Comet Tempel 1 will collide with the copper impactor, which weighs 370 kilograms (816 pounds), with a velocity of 10.2 kilometers per second (22,800 miles per hour). Based on experiments and theoretical models incorporating the best guesses for Tempel 1's properties, scientists predict that the impact crater will be on the order of 100 meters across. In other words, the actual size of the crater is likely to be closer to 100 meters than it is to be 10 meters or 1000 meters, but that still leaves a lot of wiggle room for guessing its size.
That's where the contest comes into play. Anyone may enter the Great Comet Crater Contest by logging on to The Planetary Society's website. Deep Impact mission facts and figures will help entrants come up with their best educated guess for the diameter of the crater that Deep Impact will create on the surface of Comet Tempel 1. Only ONE contest entry per person is allowed.
Guesses must be made in meters, but the website does include a conversion chart for Americans who are more comfortable thinking in feet and inches.
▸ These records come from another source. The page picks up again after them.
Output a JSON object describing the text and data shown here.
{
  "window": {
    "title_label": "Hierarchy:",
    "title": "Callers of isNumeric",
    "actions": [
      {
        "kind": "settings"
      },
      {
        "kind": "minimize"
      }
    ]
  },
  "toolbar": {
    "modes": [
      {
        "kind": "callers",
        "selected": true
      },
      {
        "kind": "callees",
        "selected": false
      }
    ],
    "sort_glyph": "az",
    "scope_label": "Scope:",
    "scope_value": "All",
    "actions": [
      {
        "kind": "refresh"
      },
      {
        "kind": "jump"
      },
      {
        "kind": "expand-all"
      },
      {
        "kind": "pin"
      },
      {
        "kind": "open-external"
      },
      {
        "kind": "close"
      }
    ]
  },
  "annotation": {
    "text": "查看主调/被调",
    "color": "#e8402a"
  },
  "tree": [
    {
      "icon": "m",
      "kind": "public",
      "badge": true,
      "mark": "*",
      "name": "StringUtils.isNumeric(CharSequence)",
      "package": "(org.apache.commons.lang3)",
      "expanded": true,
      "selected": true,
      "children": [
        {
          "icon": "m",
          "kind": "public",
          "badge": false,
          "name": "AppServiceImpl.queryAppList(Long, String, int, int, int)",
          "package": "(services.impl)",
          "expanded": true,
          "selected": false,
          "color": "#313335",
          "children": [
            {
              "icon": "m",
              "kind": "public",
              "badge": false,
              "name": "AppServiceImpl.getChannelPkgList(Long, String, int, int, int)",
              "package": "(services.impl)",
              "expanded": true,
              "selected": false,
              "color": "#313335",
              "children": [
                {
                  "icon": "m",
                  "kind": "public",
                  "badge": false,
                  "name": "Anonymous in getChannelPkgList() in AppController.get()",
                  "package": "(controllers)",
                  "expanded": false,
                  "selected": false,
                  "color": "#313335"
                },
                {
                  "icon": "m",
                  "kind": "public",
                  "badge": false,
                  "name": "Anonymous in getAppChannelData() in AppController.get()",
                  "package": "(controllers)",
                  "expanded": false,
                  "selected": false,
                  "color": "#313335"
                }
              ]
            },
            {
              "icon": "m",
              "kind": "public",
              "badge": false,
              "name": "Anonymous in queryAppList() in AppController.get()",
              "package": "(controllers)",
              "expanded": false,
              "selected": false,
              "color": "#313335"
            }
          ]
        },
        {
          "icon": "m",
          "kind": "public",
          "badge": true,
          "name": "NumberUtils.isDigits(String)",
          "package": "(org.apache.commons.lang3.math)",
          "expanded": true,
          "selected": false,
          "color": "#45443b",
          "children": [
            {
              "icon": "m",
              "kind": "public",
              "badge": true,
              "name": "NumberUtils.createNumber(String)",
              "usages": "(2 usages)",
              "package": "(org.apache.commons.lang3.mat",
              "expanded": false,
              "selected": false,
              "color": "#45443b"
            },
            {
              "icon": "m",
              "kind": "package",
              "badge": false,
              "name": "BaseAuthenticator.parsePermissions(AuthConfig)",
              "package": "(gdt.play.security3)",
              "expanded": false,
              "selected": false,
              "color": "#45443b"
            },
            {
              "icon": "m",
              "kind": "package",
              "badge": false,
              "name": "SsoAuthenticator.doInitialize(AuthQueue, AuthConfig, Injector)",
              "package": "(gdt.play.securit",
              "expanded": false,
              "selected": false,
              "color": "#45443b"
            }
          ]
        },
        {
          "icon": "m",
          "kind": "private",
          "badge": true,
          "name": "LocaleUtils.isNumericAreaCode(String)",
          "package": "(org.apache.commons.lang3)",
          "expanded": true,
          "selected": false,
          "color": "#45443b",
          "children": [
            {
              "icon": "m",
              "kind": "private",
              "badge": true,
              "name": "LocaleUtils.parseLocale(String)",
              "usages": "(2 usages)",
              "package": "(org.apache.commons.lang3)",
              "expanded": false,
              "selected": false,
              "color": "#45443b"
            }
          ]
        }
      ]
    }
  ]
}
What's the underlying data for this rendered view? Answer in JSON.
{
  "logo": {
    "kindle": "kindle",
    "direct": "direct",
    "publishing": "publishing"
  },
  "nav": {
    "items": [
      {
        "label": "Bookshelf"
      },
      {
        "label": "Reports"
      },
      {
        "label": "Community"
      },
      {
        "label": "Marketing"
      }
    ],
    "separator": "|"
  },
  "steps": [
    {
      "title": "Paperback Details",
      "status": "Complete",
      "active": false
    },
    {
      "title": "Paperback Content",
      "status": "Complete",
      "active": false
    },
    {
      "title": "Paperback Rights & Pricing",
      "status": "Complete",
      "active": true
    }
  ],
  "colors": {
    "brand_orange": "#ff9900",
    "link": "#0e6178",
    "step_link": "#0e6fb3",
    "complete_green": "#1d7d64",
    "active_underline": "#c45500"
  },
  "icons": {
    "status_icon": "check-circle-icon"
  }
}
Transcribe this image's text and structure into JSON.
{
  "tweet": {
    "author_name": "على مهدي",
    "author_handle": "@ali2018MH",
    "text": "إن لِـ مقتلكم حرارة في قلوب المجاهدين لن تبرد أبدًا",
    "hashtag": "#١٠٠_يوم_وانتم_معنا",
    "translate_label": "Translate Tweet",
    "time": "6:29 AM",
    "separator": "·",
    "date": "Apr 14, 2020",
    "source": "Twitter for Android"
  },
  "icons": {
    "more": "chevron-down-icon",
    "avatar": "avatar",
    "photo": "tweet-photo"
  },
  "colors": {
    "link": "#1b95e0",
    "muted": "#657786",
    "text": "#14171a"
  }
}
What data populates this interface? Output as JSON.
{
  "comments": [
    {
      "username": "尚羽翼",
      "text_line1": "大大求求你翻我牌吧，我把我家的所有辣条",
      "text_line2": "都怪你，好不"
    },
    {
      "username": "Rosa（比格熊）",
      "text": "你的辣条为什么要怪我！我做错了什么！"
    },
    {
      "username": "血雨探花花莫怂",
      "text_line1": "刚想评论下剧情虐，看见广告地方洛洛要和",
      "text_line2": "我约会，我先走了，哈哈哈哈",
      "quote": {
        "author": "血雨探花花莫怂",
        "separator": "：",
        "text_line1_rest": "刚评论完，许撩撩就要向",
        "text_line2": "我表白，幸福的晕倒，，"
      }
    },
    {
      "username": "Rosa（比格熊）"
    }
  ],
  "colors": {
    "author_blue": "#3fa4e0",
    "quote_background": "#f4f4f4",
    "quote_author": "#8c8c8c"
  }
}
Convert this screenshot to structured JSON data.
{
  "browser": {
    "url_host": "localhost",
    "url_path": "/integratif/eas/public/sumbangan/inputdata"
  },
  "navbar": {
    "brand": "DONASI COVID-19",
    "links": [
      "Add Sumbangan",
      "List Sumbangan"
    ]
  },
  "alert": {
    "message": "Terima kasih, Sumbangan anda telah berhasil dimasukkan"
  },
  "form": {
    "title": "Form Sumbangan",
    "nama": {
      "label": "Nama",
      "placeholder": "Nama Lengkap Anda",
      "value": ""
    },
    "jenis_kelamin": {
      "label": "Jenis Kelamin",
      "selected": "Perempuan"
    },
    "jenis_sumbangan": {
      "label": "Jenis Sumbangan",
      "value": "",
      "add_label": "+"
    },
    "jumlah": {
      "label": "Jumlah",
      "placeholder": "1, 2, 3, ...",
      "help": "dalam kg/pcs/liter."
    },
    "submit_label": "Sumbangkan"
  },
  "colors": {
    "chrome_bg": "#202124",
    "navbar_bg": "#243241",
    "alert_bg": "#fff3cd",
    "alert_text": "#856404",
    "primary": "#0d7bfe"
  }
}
Contest participants may enter online at the website; entries will be accepted until the moment of impact. Three grand prizes will be awarded for the best guess of the crater's diameter. All entrants who guess within 10 meters of the correct crater diameter will be entered into drawings for the grand prize. Runner-Up prizes will be awarded to up to 150 additional correct entrants.
Each grand prize will be a custom-made plaque from Ball Aerospace, who built the Deep Impact Spacecraft. The plaque will be made of the same kind of copper material that makes up the heavy mass of the impactor, laser-engraved with the mission logo. The grand prize winners will also each receive a complimentary Planetary Society membership. The runner-up prizes will consist of a certificate and a Deep Impact Spacecraft paper model provided by Ball Aerospace.
"For years the Deep Impact science team has been debating about the size of the crater that will form because that will teach us so much about the interior of the comet," said Lucy McFadden, Deep Impact co-investigator, University of Maryland. "We are pleased that The Planetary Society is offering this contest so that the public can anticipate the experiment's outcome with us."
The Deep Impact mission is led by Principal Investigator Michael A'Hearn at the University of Maryland. Ball Aerospace & Technologies Corp., in association with the University of Maryland and the Jet Propulsion Laboratory (JPL), developed and built the Deep Impact Flyby spacecraft, impactor spacecraft, and science instruments, including three telescopes, two cameras and a spectrometer for analyzing the interior of the comet. Deep Impact is the eighth mission in NASA's Discovery Program, and the first mission to ever attempt impact with a comet nucleus in an effort to probe beneath its surface.
About The Planetary Society
The Planetary Society has inspired millions of people to explore other worlds and seek other life. With the mission to empower the world's citizens to advance space science and exploration, its international membership makes the non-governmental Planetary Society the largest space interest group in the world. Carl Sagan, Bruce Murray and Louis Friedman founded The Planetary Society in 1980. Bill Nye, a longtime member of The Planetary Society's Board, serves as CEO.